Public Lecture: Nias Culture From the Beginning Until Today

Back on Thursday, March 14th, 2024, the Faculty of Cultural Sciences welcomed one of their alumni named Dr. I Ketut Wiradnyana. He is an archeologist who specializes in prehistory and has done research in Sumatra for a long time. He returned to Udayana University to become a keynote speaker in a public lecture titled Budaya Nias Dari Awal Hingga Masa Kini or “Nias Culture From the Beginning Until Today”.

            The public lecture took place in the faculty’s Soekarno room, inside the Poerbatjaraka building. There were 60 people in the audience, which included undergraduate students from both the archeology and history programs. A few lecturers were also in attendance.

After the opening remarks from Mr. Rochtri Agung Bawono, lecturer in Udayana University’s Archeology program who acts as the moderator of this lecture, Dr. Wridanyana jumps straight into his material. The focus of this public lecture is (of course) Nias Island and its history. Starting from the inter-glacial period, Nias Island is an island that didn’t sink at the time, thus making it a worthy home for humans. For this same reason, Nias Island can be considered an “Old Island”, like the island of Java.

It is possible that Nias Island was part of the human migration route during prehistoric times. This can be tied to the migration activities present during the Paleolithic period in North and West Sumatra.

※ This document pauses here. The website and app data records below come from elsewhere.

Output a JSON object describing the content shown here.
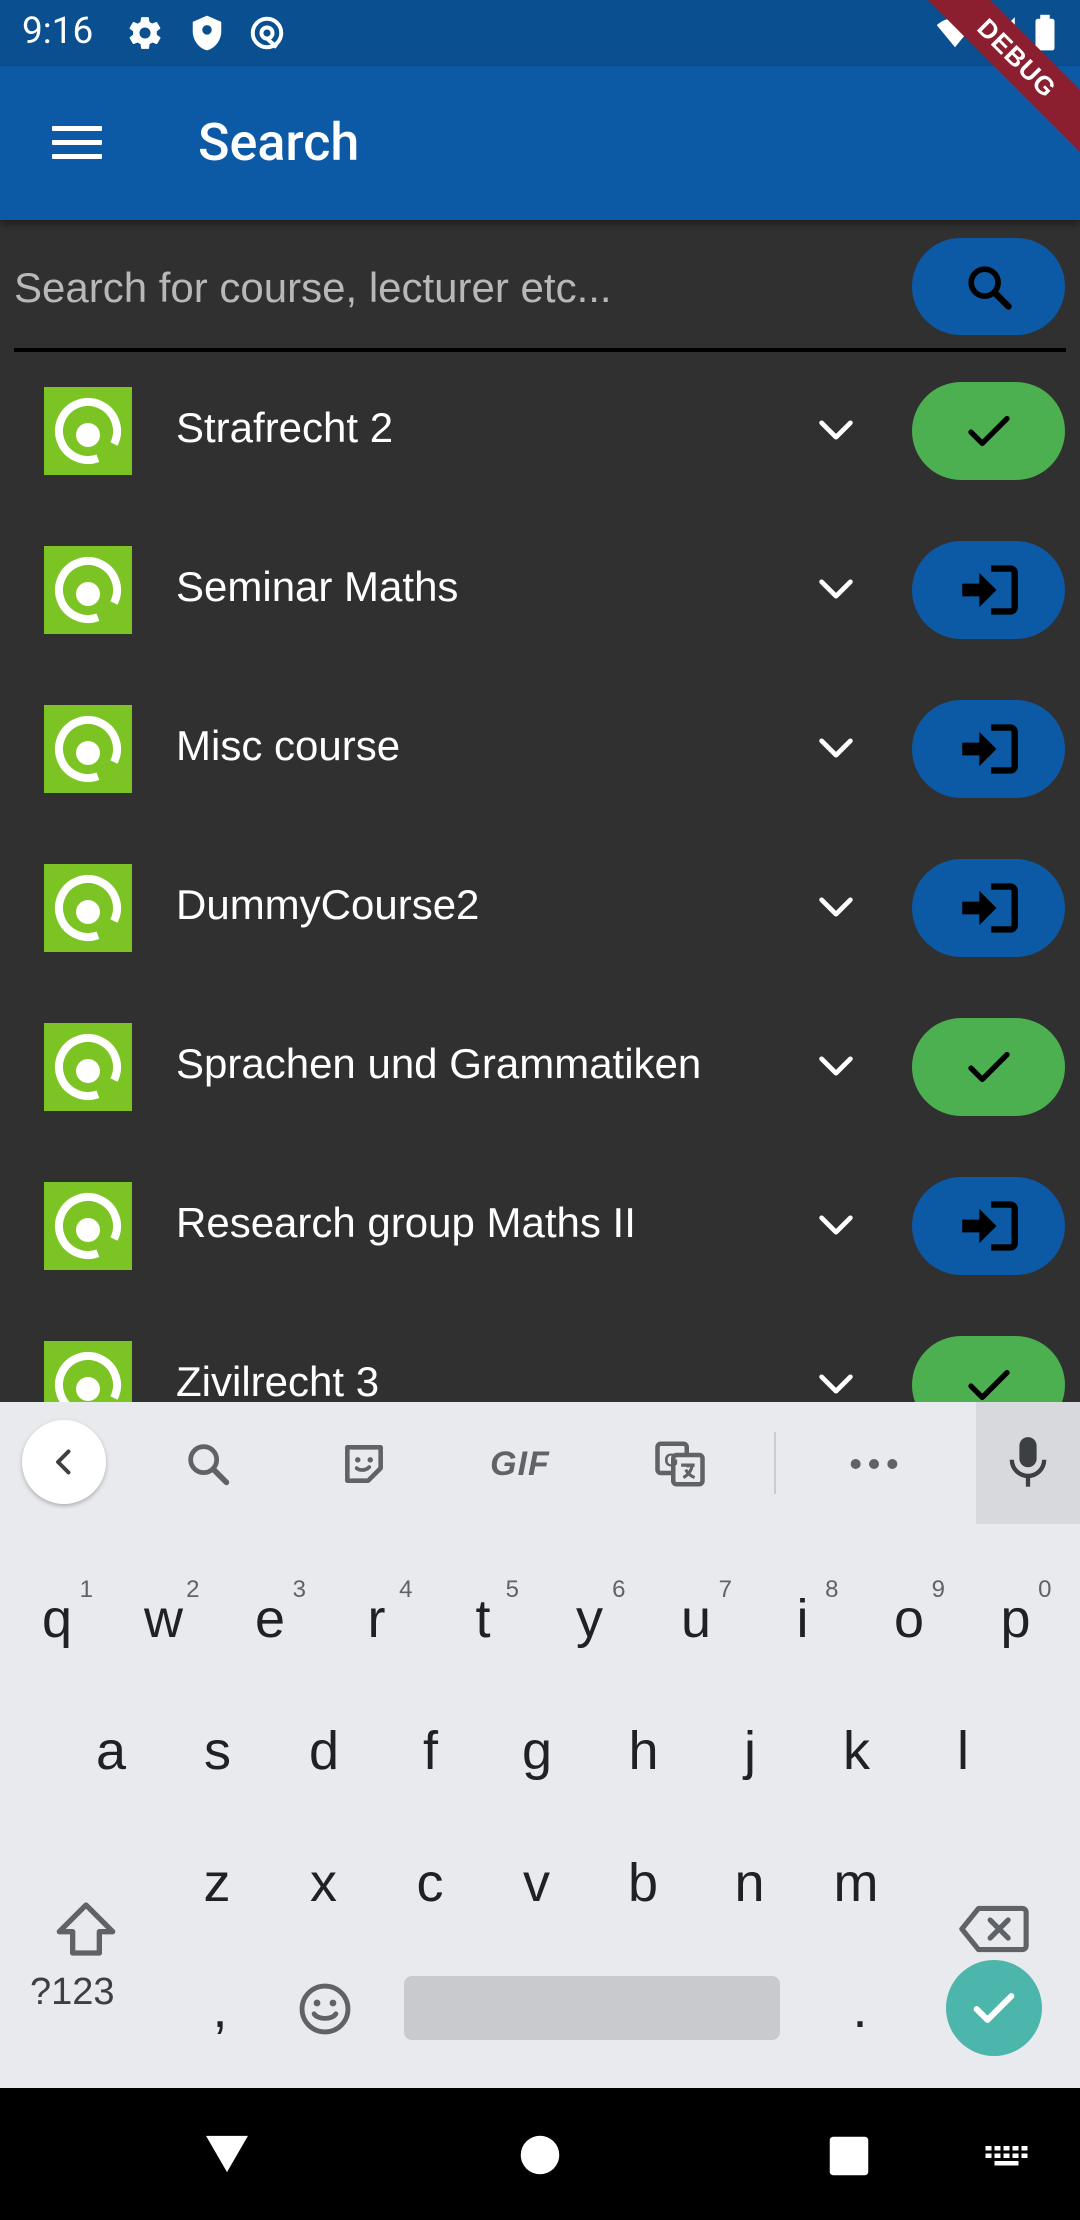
{
  "status_bar": {
    "time": "9:16",
    "debug_label": "DEBUG"
  },
  "app_bar": {
    "title": "Search"
  },
  "search": {
    "placeholder": "Search for course, lecturer etc..."
  },
  "courses": [
    {
      "name": "Strafrecht 2",
      "action": "done"
    },
    {
      "name": "Seminar Maths",
      "action": "enter"
    },
    {
      "name": "Misc course",
      "action": "enter"
    },
    {
      "name": "DummyCourse2",
      "action": "enter"
    },
    {
      "name": "Sprachen und Grammatiken",
      "action": "done"
    },
    {
      "name": "Research group Maths II",
      "action": "enter"
    },
    {
      "name": "Zivilrecht 3",
      "action": "done"
    }
  ],
  "keyboard": {
    "toolbar": {
      "gif_label": "GIF"
    },
    "row1": [
      "q",
      "w",
      "e",
      "r",
      "t",
      "y",
      "u",
      "i",
      "o",
      "p"
    ],
    "row1_hints": [
      "1",
      "2",
      "3",
      "4",
      "5",
      "6",
      "7",
      "8",
      "9",
      "0"
    ],
    "row2": [
      "a",
      "s",
      "d",
      "f",
      "g",
      "h",
      "j",
      "k",
      "l"
    ],
    "row3": [
      "z",
      "x",
      "c",
      "v",
      "b",
      "n",
      "m"
    ],
    "symbols_label": "?123",
    "comma": ",",
    "period": "."
  },
  "colors": {
    "app_bar": "#0c5aa6",
    "done": "#4caf50",
    "enter": "#0c5aa6",
    "logo": "#7cc424"
  }
}
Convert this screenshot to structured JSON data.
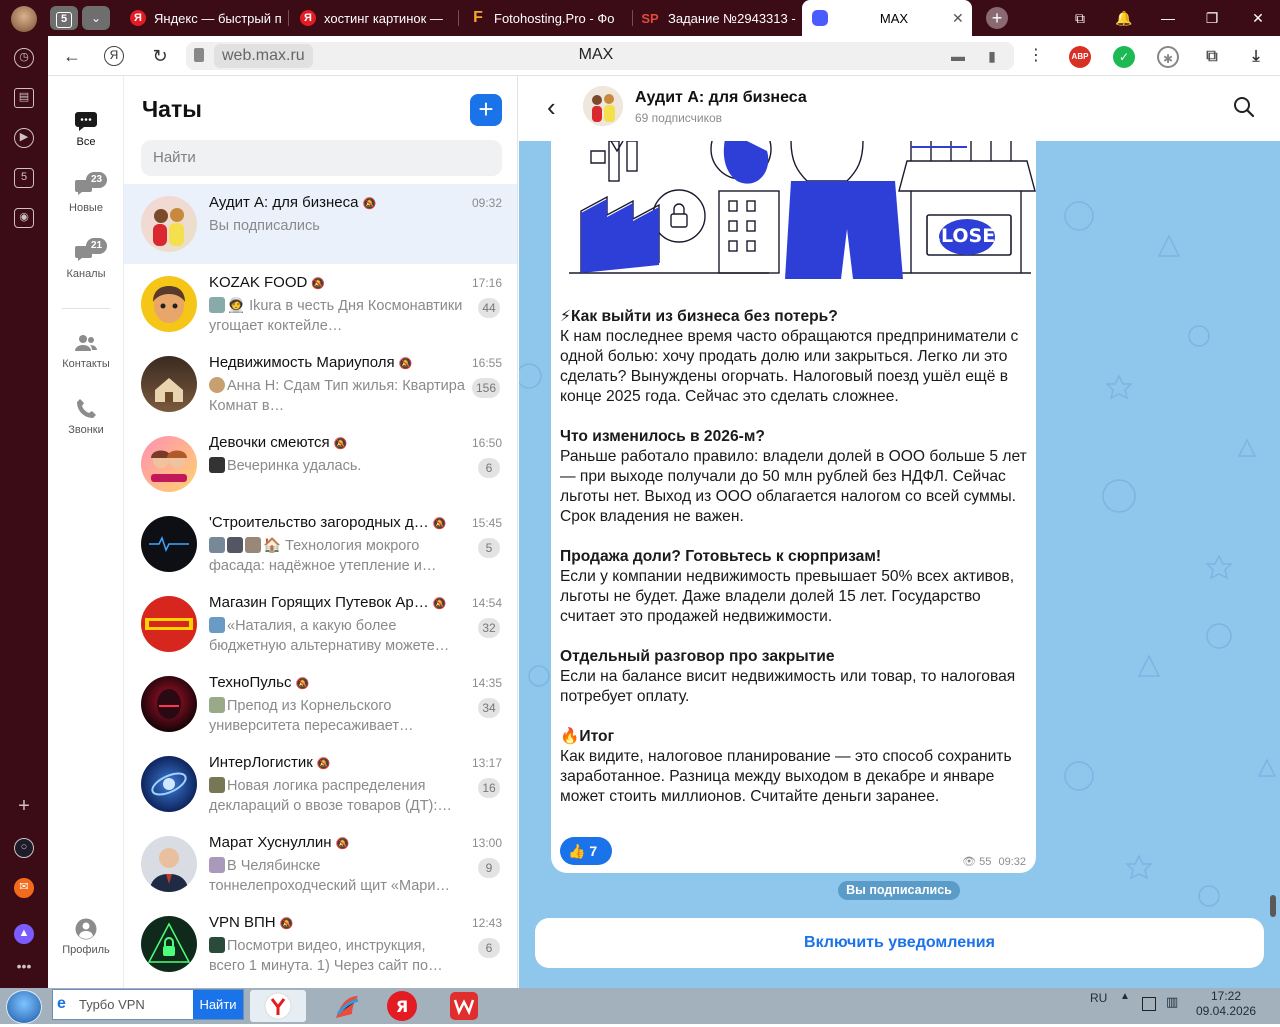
{
  "browser": {
    "tab_count": "5",
    "tabs": [
      {
        "title": "Яндекс — быстрый п",
        "icon": "Я",
        "color": "#e31b23"
      },
      {
        "title": "хостинг картинок —",
        "icon": "Я",
        "color": "#e31b23"
      },
      {
        "title": "Fotohosting.Pro - Фо",
        "icon": "F",
        "color": "#f5a623"
      },
      {
        "title": "Задание №2943313 -",
        "icon": "SP",
        "color": "#c0392b"
      },
      {
        "title": "MAX",
        "icon": "",
        "color": "#4a5cff"
      }
    ],
    "url": "web.max.ru",
    "page_title": "MAX"
  },
  "sidenav": {
    "items": [
      {
        "label": "Все",
        "badge": ""
      },
      {
        "label": "Новые",
        "badge": "23"
      },
      {
        "label": "Каналы",
        "badge": "21"
      },
      {
        "label": "Контакты",
        "badge": ""
      },
      {
        "label": "Звонки",
        "badge": ""
      }
    ],
    "profile_label": "Профиль"
  },
  "chatlist": {
    "title": "Чаты",
    "search_placeholder": "Найти",
    "chats": [
      {
        "name": "Аудит А: для бизнеса",
        "time": "09:32",
        "preview": "Вы подписались",
        "count": "",
        "selected": true
      },
      {
        "name": "KOZAK FOOD",
        "time": "17:16",
        "preview": "🧑‍🚀 Ikura в честь Дня Космонавтики угощает коктейле…",
        "count": "44"
      },
      {
        "name": "Недвижимость Мариуполя",
        "time": "16:55",
        "preview": "Анна Н:      Сдам Тип жилья: Квартира Комнат в…",
        "count": "156"
      },
      {
        "name": "Девочки смеются",
        "time": "16:50",
        "preview": "Вечеринка удалась.",
        "count": "6"
      },
      {
        "name": "'Строительство загородных д…",
        "time": "15:45",
        "preview": "🏠 Технология мокрого фасада: надёжное утепление и…",
        "count": "5"
      },
      {
        "name": "Магазин Горящих Путевок Ар…",
        "time": "14:54",
        "preview": "«Наталия, а какую более бюджетную альтернативу можете…",
        "count": "32"
      },
      {
        "name": "ТехноПульс",
        "time": "14:35",
        "preview": "Препод из Корнельского университета пересаживает…",
        "count": "34"
      },
      {
        "name": "ИнтерЛогистик",
        "time": "13:17",
        "preview": "Новая логика распределения деклараций о ввозе товаров (ДТ):…",
        "count": "16"
      },
      {
        "name": "Марат Хуснуллин",
        "time": "13:00",
        "preview": "В Челябинске тоннелепроходческий щит «Мари…",
        "count": "9"
      },
      {
        "name": "VPN ВПН",
        "time": "12:43",
        "preview": "Посмотри видео, инструкция, всего 1 минута. 1) Через сайт по…",
        "count": "6"
      }
    ]
  },
  "channel": {
    "name": "Аудит А: для бизнеса",
    "subscribers": "69 подписчиков",
    "closed_sign": "CLOSED",
    "message": {
      "h1": "⚡Как выйти из бизнеса без потерь?",
      "p1": "К нам последнее время часто обращаются предприниматели с одной болью: хочу продать долю или закрыться. Легко ли это сделать?  Вынуждены огорчать. Налоговый поезд ушёл ещё в конце 2025 года. Сейчас это сделать сложнее.",
      "h2": "Что изменилось в 2026-м?",
      "p2": "Раньше работало правило: владели долей в ООО больше 5 лет — при выходе получали до 50 млн рублей без НДФЛ. Сейчас льготы нет. Выход из ООО облагается налогом со всей суммы. Срок владения не важен.",
      "h3": "Продажа доли? Готовьтесь к сюрпризам!",
      "p3": "Если у компании недвижимость превышает 50% всех активов, льготы не будет. Даже владели долей 15 лет. Государство считает это продажей недвижимости.",
      "h4": "Отдельный разговор про закрытие",
      "p4": "Если на балансе висит недвижимость или товар, то налоговая потребует оплату.",
      "h5": "🔥Итог",
      "p5": "Как видите, налоговое планирование — это способ сохранить заработанное. Разница между выходом в декабре и январе может стоить миллионов. Считайте деньги заранее.",
      "reaction": "👍 7",
      "views": "55",
      "time": "09:32"
    },
    "subscribed_pill": "Вы подписались",
    "notify_button": "Включить уведомления"
  },
  "taskbar": {
    "search_text": "Турбо VPN",
    "search_button": "Найти",
    "lang": "RU",
    "time": "17:22",
    "date": "09.04.2026"
  }
}
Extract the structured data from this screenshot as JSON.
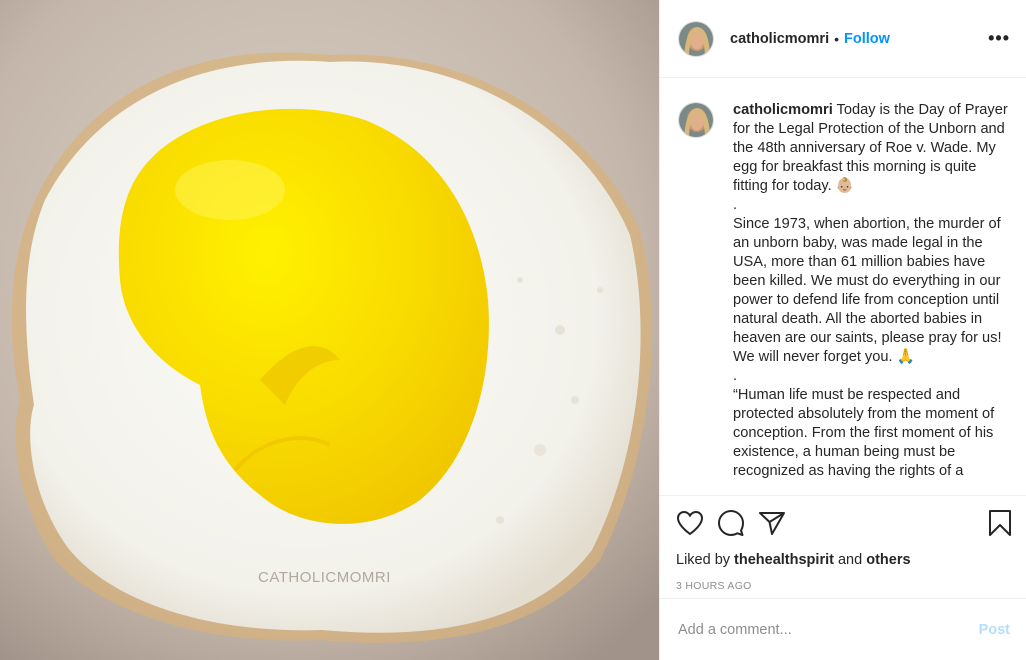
{
  "post": {
    "watermark": "CATHOLICMOMRI"
  },
  "header": {
    "username": "catholicmomri",
    "separator": "•",
    "follow_label": "Follow",
    "more_label": "•••"
  },
  "caption": {
    "username": "catholicmomri",
    "paragraphs": [
      "Today is the Day of Prayer for the Legal Protection of the Unborn and the 48th anniversary of Roe v. Wade. My egg for breakfast this morning is quite fitting for today. 👶🏼",
      ".",
      "Since 1973, when abortion, the murder of an unborn baby, was made legal in the USA, more than 61 million babies have been killed. We must do everything in our power to defend life from conception until natural death. All the aborted babies in heaven are our saints, please pray for us! We will never forget you. 🙏",
      ".",
      "“Human life must be respected and protected absolutely from the moment of conception. From the first moment of his existence, a human being must be recognized as having the rights of a"
    ]
  },
  "actions": {
    "icons": [
      "heart-icon",
      "comment-icon",
      "share-icon",
      "bookmark-icon"
    ],
    "liked_by_prefix": "Liked by",
    "liked_by_user": "thehealthspirit",
    "liked_by_and": "and",
    "liked_by_others": "others",
    "timestamp": "3 HOURS AGO"
  },
  "comment": {
    "placeholder": "Add a comment...",
    "post_label": "Post"
  },
  "colors": {
    "link_blue": "#0095f6",
    "post_disabled": "#b2dffc",
    "yolk": "#f7d600",
    "white": "#f8f7f2"
  }
}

Based on the archeological evidence present, humans and their ancient cultures lived near prehistoric rivers during the glacial period. These rivers flowed when the Sunda Shelf still existed and sank as the sea levels rose. Nias Island, as stated before, did not sink. So, it could be assumed that remnants of that time can be found here.

            Upon entering the Mesolithic period, the historical relics found from this age have the Hoabihn characteristics. According to the data present, the influence of Hoabihn culture can be found in the east and west shores of Sumatra since 12.000 years ago. 2 mesolithic sites on the island possess Hoabihn characteristics, Tebing Rawa and Goa Togi Bogi. Experts have also found arrowheads from this era.

Dr. Wiradnyana stated that migration also happened in the Neolithic period. What’s unique here is that the artifacts from this age are that it’s different from the Neolithic artifacts found in Gayo, Aceh, that have existed since 4.000-5.000 years ago. Nias doesn’t have a natural source of metal. That is why they pillage nearby villages to collect the necessary materials for ceremonial purposes, like making a drum (nekara). Locals also use wood if these materials can’t be obtained.

Many traditions practiced by the people of Nias today have roots in prehistoric human civilizations. Several instances exemplify this connection. For instance, they still maintain the practice of constructing megalithic structures and preparing sacrificial animals for festivities. Furthermore, their local architecture, characterized by closely clustered houses, serves as protection against both earthquakes and invaders. The Hoabihn culture greatly influences the distinct architectural styles, customs, and traditions observed in both the northern and southern regions of Nias.

At the end of this lecture, participants are encouraged to revisit the relics around them to ensure the accuracy of their dating. Are the sites that we believe to be Neolithic truly Neolithic or not? Data, especially data derived from absolute dating methods, can greatly assist us in this regard. Hopefully, all of us, archaeology students or cultural heritage enthusiasts, can increase our efforts to deepen our understanding of our cultural heritages, especially those that exist near where we live.